Understanding Cohousing - A Special Kind of Real Estate
By Mary Claus, a future resident of Fair Oaks EcoHousing | August 8th, 2016
Just as a home is more than a house, cohousing homes are more than condominiums. To the people who create them, cohousing is an active and involved community of neighbors who know and care about each other.
Operating under the normal rules of real estate condominium law, cohousing is a special type of development that has grown over the past 25 years to over 160 communities nationwide, with eight in the Sacramento region. Cohousing communities can be urban, suburban, or rural; new construction or repurposed; modern or traditional in appearance, but they generally share certain key characteristics:
Despite a wide variety in location and appearance, cohousing communities have certain features in common. Their size is generally between 20 and 40 units - small by conventional developer-driven standards. With its large club house (or "common house") , pool, gardens, workshops, and open green spaces, there are many amenities for a small number of households. Cohousing communities are designed by the residents to meet their own needs for community and privacy. This generally results in some similar features, such as keeping cars on the periphery, with buildings grouped together to leave green space open for all to enjoy.
Cohousing is carefully designed to create a socially rich and interconnected community, a true "neighborhood" in the old-fashioned sense of the word. Residents do not have a shared economy or a common set of beliefs or religion. Although individual homes have all the traditional amenities including private kitchens, residents may share meals in the common house several times a week.
Green and Sustainable
A core value of cohousing communities is environmental sustainability. This is reflected in how the land is graded and open space preserved, in using high quality green building materials and techniques, minimizing the intrusion of cars, and more. The sense of community created in these neighborhoods is the secret ingredient of sustainability, enabling people to teach each other to be good stewards of the land.
Safe and Secure
"Eyes on the Street" are the best security system you can have - just ask any police officer. Living in a community where everyone is a familiar face provides enhanced safety. Children can run and play freely and knock on their playmates doors. Emergency calls to cohousing communities are dramatically lower than calls to conventional homes.
Financing the Development
Financing is often undertaken by the future residents, who act as "owner-developers" and provide the capital to fund the design and planning costs and the property purchase. The project is built by means of a bank construction loan, which is paid off as individual residents obtain mortgages for their homes.
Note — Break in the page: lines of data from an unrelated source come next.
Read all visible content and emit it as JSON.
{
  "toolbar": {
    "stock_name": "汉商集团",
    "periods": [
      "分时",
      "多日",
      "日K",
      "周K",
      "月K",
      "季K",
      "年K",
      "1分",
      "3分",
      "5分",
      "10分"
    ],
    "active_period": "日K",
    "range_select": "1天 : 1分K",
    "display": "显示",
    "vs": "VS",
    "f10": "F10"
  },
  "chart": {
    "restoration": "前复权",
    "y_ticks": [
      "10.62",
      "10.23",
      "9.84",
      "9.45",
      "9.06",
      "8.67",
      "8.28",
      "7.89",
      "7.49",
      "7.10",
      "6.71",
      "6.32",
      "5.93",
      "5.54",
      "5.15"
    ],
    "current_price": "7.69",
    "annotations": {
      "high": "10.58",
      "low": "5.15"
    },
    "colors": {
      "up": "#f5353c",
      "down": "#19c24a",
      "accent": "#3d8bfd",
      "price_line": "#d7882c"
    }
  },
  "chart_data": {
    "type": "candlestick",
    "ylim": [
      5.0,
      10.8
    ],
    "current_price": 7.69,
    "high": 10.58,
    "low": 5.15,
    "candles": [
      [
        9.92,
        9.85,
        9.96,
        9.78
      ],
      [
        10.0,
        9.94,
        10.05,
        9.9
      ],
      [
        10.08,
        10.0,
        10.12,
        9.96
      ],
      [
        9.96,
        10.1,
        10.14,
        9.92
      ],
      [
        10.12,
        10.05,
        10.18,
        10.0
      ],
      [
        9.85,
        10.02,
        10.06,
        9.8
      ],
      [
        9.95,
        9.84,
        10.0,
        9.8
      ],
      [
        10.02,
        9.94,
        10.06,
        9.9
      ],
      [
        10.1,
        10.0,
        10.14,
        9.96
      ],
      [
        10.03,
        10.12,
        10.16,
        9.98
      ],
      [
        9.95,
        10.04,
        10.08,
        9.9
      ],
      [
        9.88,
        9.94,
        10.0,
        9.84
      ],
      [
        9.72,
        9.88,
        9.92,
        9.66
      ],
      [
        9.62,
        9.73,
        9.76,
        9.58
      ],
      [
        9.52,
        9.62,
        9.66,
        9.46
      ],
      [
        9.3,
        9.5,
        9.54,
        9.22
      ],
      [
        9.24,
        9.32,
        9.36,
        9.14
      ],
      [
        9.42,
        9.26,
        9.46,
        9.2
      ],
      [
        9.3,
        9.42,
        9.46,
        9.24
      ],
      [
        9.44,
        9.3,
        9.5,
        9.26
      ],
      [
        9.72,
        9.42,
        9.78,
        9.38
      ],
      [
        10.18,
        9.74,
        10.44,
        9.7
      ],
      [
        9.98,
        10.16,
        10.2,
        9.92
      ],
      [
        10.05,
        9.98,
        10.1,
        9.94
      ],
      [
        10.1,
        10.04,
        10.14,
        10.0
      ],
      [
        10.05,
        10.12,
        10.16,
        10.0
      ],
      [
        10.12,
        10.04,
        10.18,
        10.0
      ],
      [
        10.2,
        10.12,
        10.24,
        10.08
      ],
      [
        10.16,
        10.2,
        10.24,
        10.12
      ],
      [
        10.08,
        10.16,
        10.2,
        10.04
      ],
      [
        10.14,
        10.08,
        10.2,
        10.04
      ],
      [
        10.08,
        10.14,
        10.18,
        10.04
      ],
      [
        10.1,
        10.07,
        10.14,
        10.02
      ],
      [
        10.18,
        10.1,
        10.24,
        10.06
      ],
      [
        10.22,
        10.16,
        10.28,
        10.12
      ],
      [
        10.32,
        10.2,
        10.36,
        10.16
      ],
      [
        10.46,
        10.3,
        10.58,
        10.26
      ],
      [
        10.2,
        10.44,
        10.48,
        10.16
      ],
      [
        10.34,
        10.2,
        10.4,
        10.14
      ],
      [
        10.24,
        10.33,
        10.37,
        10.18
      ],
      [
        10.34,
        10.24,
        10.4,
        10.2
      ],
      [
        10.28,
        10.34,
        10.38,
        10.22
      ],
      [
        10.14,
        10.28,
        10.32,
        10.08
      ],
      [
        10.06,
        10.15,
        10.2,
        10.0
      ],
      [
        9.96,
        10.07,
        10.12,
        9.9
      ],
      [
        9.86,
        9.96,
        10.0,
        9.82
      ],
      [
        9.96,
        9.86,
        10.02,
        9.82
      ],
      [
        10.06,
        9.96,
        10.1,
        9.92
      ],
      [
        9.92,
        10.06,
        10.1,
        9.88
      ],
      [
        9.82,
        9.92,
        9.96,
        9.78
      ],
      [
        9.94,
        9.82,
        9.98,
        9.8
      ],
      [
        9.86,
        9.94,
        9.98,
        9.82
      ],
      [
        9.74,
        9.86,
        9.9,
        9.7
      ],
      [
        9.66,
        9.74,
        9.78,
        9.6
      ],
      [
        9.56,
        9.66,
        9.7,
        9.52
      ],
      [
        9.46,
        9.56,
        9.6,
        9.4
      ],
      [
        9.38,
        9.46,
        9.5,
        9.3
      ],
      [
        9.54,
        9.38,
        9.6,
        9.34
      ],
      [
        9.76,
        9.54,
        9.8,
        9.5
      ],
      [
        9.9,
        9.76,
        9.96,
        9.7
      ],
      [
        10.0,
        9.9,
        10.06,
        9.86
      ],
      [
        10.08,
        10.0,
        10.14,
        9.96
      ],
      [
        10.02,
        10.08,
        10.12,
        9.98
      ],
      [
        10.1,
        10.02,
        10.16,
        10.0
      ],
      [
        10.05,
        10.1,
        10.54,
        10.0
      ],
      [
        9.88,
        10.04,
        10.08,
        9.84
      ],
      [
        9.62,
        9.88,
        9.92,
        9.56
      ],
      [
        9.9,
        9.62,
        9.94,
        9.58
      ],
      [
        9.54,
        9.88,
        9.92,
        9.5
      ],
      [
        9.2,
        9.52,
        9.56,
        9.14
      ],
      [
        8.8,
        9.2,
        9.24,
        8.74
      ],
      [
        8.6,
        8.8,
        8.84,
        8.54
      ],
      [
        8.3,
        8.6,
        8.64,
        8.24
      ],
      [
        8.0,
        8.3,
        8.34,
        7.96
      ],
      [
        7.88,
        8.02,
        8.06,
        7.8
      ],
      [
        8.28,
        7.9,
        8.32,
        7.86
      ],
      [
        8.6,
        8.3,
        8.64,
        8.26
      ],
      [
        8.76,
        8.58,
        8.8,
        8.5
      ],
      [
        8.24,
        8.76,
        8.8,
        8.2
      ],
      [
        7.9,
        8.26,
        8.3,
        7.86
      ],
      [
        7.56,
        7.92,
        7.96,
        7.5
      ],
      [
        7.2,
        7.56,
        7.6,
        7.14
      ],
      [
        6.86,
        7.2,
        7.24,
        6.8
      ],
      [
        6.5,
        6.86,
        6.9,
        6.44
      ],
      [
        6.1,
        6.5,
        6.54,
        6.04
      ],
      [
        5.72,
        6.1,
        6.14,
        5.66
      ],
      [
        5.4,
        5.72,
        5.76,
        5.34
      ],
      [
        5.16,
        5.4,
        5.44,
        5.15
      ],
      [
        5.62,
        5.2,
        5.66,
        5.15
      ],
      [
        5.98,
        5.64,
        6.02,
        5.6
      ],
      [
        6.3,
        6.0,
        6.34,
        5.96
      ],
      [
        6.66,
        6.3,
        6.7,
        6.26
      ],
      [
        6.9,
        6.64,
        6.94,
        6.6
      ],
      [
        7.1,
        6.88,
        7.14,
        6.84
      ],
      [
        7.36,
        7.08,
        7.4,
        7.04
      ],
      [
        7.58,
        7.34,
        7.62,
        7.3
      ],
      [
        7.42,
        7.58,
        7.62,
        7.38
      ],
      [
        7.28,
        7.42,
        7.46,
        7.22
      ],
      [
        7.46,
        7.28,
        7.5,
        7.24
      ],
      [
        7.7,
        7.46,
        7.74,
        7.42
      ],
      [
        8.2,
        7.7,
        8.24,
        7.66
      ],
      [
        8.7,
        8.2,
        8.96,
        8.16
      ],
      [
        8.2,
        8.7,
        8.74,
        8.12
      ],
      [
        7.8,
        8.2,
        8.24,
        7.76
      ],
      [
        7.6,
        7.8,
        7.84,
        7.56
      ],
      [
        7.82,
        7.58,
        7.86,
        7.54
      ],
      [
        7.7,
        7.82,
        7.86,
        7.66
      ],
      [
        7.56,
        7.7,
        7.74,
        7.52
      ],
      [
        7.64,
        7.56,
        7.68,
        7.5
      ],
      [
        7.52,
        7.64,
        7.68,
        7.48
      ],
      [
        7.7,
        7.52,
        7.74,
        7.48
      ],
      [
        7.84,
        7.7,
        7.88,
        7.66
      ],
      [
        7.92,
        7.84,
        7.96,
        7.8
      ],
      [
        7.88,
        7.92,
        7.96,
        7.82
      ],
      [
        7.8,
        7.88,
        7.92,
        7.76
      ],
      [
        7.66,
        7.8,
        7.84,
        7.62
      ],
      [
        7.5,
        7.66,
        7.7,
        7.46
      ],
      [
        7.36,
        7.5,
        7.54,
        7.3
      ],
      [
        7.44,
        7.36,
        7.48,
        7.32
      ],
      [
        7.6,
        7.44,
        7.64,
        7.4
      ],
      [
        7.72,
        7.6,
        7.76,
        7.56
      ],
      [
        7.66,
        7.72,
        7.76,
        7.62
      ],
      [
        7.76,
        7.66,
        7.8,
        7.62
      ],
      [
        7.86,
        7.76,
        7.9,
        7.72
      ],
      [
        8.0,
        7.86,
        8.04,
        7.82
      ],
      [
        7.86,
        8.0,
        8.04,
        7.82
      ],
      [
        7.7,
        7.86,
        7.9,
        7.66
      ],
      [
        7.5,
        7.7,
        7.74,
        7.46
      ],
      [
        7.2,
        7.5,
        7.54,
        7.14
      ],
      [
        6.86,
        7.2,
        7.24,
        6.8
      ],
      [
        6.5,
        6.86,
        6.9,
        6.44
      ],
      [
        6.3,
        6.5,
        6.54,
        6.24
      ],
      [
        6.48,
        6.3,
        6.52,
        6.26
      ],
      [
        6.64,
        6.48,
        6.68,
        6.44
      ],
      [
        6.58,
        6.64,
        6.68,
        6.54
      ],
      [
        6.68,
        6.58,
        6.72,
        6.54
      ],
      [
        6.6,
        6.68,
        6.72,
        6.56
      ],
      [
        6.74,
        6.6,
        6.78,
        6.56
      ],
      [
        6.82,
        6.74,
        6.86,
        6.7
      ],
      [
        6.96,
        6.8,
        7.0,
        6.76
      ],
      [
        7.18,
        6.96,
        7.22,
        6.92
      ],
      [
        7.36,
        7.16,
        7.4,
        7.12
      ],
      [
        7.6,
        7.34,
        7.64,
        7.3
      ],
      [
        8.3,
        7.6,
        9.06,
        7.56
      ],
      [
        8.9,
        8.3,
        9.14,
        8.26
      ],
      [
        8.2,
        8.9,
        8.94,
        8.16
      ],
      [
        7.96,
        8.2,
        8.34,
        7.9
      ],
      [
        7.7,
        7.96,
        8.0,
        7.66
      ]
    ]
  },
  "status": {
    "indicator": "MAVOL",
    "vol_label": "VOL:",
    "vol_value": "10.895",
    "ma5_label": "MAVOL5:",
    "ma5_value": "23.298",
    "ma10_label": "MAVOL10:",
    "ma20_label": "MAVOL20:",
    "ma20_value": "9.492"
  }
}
Although turnover in cohousing tends to be quite low, owners may sell their units under the same legal guidelines as any other condominium. However, most communities offer considerable help in this effort by recruiting potential new members and maintaining waiting lists on an ongoing basis. The community does not have veto power over transactions but seeks to orient potential new residents to the cohousing lifestyle.
The Sacramento region is home to eight cohousing communities - six of them completed, two underway. The first cohousing community in the United States was Muir Commons, built in Davis 25 years ago. Soon after that, Southside Park Cohousing was begun in a sketchy downtown Sacramento neighborhood (that it quickly helped turn around). Also in Davis is N Street Cohousing - a retrofit style in which neighbors turned their suburban block into a cohousing community. Glacier Circle is a small senior community in Davis. Going "up the hill" you will find Nevada City Cohousing, a thriving intergenerational community, and Wolf Creek Lodge, senior cohousing in Grass Valley.
The first suburban location in Sacramento County will be Fair Oaks EcoHousing, an intergenerational community which recently received a rare endorsement by the Environmental Council of Sacramento (ECOS). Fair Oaks EcoHousing plans to break ground in Spring 2017. Renaissance Village Homes, a new community in development, has recently optioned land in West Sacramento at 4th & G Streets. Both communities are welcoming new members.
For information on new local communities, including dates for free site tours, visit www.FairOaksEcoHousing.org or www.RenaissanceVillageHomes.org. To learn more about cohousing on a national level, visit www.cohousing.org. Many cohousing communities have been guided by the architectural firm, McCamant & Durrett, and the consulting firm CoHousing Solutions, both located in Nevada City. Their principals, Kathryn McCamant and Charles Durrett, authored the basic texts Creating Cohousing: Building Sustainable Communities and The Senior Cohousing Handbook.